Surface tension

We will need to compute the curvature of the interface, using its Volume-Of-Fluid description.

#include "curvature.h"

The surface tension σ and interface curvature κ will be associated to each VOF tracer. This is done easily by adding the following field attributes.

attribute {
  double σ;
  scalar κ;

event defaults (i = 0) {

Surface tension is a source term in the right-hand-side of the evolution equation for the velocity of the centered Navier–Stokes solver i.e. it is an acceleration. If necessary, we allocate a new vector field to store it.

  if (is_constant(a.x)) {
    a = new face vector;
      a.x[] = 0.;
    boundary ((scalar *){a});

Each interface for which σ is not zero needs a new field to store the curvature.

  for (scalar c in interfaces)
    if (c.σ && !c.κ.i) {
      scalar κ = new_scalar ("kappa");
	κ[] = 0.;
      boundary ({κ});
      c.κ = κ;

Stability condition

The surface tension scheme is time-explicit so the maximum timestep is the oscillation period of the smallest capillary wave. T=ρmΔmin3πσ with ρm=(ρ1+ρ2)/2. and ρ1, ρ2 the densities on either side of the interface.

event stability (i++) {

We first compute the minimum and maximum values of α/fm=1/ρ, as well as Δmin.

  double amin = HUGE, amax = -HUGE, dmin = HUGE;
  foreach_face (reduction(min:amin) reduction(max:amax) reduction(min:dmin)) {
    if (α.x[]/fm.x[] > amax) amax = α.x[]/fm.x[];
    if (α.x[]/fm.x[] < amin) amin = α.x[]/fm.x[];
    if (Δ < dmin) dmin = Δ;
  double rhom = (1./amin + 1./amax)/2.;

We then consider each VOF interface with an associated value of σ different from zero and set the maximum timestep.

  for (scalar c in interfaces)
    if (c.σ) {
      double dt = sqrt (rhom*cube(dmin)/(π*c.σ));
      if (dt < dtmax)
	dtmax = dt;

Surface tension term

The calculation of the acceleration is done by this event, overloaded from its definition in the centered Navier–Stokes solver.

event acceleration (i++)
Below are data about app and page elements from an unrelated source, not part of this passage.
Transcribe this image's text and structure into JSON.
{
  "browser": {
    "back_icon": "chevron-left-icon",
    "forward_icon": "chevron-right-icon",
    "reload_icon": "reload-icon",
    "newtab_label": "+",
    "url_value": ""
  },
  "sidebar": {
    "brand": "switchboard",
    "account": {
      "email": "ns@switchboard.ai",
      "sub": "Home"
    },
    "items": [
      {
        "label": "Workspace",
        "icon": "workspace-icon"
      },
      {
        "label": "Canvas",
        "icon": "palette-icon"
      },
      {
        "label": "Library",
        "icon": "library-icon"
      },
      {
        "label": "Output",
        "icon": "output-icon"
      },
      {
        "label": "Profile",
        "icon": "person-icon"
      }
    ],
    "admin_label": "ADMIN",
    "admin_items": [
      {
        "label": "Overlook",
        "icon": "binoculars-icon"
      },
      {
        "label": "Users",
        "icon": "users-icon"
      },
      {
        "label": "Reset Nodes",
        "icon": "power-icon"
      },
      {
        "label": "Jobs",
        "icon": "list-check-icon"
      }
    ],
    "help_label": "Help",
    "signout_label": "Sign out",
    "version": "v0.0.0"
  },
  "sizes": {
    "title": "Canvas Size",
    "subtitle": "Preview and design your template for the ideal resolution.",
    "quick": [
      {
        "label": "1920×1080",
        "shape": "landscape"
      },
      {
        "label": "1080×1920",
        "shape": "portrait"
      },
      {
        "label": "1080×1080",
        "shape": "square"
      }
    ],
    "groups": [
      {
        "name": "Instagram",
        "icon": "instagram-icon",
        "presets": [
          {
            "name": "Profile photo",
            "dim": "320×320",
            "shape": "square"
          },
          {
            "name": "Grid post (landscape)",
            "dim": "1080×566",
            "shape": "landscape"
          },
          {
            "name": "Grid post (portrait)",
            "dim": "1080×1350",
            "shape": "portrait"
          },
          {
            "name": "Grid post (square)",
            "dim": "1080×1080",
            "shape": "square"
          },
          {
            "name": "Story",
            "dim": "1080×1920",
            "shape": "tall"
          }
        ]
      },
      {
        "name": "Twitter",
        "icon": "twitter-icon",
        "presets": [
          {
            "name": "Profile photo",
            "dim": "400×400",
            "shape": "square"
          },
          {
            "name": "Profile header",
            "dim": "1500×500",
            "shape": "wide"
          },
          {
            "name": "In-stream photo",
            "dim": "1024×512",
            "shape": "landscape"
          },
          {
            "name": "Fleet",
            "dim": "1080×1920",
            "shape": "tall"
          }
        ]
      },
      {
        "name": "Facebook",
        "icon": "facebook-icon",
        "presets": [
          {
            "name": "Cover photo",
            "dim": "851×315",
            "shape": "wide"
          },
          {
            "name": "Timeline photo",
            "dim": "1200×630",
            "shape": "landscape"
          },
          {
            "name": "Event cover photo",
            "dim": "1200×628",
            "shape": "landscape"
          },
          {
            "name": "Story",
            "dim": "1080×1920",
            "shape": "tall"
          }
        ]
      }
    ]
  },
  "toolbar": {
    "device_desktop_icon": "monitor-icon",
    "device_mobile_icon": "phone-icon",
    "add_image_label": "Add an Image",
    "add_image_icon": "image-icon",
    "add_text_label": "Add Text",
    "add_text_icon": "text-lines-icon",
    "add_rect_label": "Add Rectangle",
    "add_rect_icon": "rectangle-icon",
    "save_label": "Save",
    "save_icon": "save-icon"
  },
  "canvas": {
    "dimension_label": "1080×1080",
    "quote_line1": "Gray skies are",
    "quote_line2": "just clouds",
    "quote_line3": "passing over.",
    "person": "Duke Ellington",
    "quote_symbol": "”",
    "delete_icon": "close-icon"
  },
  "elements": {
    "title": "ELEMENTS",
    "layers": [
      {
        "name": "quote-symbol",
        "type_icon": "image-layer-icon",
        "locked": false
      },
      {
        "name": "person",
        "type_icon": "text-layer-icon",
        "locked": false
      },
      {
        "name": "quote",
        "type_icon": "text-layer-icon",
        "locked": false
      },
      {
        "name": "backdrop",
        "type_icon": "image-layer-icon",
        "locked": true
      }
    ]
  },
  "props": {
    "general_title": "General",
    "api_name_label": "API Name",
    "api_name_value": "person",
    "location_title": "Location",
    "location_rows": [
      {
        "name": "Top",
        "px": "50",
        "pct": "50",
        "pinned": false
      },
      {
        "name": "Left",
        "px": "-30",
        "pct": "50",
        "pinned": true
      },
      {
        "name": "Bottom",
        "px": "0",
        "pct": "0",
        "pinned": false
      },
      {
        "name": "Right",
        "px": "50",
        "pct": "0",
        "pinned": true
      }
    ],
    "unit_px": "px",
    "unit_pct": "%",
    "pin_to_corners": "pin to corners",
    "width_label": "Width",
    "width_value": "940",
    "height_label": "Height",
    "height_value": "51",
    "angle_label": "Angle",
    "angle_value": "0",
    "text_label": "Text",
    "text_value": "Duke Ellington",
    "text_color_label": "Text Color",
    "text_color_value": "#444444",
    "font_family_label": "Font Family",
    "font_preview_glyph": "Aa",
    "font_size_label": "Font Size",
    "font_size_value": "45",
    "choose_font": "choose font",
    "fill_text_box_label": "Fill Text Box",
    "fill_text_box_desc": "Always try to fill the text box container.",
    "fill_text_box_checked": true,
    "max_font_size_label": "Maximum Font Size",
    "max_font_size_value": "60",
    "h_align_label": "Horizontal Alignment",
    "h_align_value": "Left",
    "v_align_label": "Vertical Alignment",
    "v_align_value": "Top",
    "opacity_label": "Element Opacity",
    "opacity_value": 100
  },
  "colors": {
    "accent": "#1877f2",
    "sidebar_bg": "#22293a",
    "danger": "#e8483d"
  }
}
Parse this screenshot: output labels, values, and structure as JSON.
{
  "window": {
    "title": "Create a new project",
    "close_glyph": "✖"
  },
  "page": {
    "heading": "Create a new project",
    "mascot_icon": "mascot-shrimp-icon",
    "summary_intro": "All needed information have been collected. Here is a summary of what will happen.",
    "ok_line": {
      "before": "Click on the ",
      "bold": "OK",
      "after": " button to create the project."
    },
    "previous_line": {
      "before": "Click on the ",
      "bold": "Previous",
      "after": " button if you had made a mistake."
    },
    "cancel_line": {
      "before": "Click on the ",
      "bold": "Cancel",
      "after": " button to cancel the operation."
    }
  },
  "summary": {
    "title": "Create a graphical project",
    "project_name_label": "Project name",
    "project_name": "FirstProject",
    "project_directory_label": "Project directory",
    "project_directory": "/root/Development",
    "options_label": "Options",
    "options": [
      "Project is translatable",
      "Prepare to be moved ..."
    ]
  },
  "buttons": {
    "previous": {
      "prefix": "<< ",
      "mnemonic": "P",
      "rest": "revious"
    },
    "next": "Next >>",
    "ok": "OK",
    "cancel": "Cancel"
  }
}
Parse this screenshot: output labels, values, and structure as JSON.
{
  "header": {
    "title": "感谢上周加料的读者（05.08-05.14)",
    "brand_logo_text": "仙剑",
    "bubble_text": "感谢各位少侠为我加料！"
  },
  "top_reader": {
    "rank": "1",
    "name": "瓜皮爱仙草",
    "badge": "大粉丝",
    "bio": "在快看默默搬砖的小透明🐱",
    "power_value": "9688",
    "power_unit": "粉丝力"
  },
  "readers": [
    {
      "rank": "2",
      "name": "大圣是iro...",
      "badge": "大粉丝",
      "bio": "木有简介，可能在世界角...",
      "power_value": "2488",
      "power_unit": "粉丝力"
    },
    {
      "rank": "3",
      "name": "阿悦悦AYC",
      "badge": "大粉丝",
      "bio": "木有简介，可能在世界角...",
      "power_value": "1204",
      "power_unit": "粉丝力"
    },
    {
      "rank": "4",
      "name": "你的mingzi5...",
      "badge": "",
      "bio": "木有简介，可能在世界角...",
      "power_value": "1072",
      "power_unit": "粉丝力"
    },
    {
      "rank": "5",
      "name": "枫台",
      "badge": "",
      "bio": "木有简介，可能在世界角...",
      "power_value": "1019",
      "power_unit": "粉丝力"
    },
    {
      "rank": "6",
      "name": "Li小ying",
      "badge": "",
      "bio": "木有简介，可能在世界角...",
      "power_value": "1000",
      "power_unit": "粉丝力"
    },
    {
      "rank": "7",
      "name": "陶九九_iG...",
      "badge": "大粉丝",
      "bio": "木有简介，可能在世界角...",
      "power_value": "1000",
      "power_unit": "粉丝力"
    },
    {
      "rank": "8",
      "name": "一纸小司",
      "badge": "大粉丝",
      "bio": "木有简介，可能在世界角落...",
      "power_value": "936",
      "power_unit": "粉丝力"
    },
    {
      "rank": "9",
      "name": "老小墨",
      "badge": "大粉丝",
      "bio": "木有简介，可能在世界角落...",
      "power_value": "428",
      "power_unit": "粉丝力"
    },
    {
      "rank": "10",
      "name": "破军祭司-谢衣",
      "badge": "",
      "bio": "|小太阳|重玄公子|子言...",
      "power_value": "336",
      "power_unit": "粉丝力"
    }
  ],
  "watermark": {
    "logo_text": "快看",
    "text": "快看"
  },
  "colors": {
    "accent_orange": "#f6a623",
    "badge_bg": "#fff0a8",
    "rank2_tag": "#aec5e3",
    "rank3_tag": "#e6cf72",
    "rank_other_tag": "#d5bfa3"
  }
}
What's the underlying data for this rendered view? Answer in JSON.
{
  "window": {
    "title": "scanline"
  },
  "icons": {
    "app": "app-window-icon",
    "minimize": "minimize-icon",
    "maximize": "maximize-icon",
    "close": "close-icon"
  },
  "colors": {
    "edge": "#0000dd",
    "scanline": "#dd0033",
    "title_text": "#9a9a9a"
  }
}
We check for all VOF interfaces for which σ is non-zero. The corresponding volume fraction fields will be stored in list.

  scalar * list = NULL;
  for (scalar c in interfaces)
    if (c.σ) {
      list = list_add (list, c);

To avoid undeterminations due to round-off errors, we remove values of the volume fraction larger than one or smaller than zero.

	c[] = clamp (c[], 0, 1);
      boundary ({c});

We update the values of κ using the height-function curvature calculation.

      assert (c.κ.i);
      curvature (c, c.κ);

On trees we need to make sure that the volume fraction gradient is computed exactly like the pressure gradient. This is necessary to ensure well-balancing of the pressure gradient and surface tension term. To do so, we apply the same prolongation to the volume fraction field as applied to the pressure field.

#if TREE
  for (scalar c in list)
    c.prolongation = p.prolongation;
  boundary (list);

Finally, for each interface for which σ is non-zero, we compute the surface tension acceleration σκnδs/ρασκc

  face vector st = a;
    for (scalar c in list)
      if (c[] != c[-1]) {
	scalar κ = c.κ;

We need to compute the curvature kf on the face, using its values at the center of the cell. If both curvatures are defined, we take the average, otherwise we take a single value. If all fails we set the curvature to zero: this should happen only because of very pathological cases e.g. weird boundary conditions for the volume fraction.

	double kf = 
	  (κ[] < nodata && κ[-1] < nodata) ?
	     (κ[] + κ[-1])/2. :
	  κ[] < nodata ? κ[] :
	  κ[-1] < nodata ? κ[-1] :
	st.x[] += α.x[]/fm.x[]*c.σ*kf*(c[] - c[-1])/Δ;

On trees, we need to restore the prolongation values for the volume fraction field.

#if TREE
  for (scalar c in list)
    c.prolongation = fraction_refine;
  boundary (list);

Finally we free the list of interfacial volume fractions.

  free (list);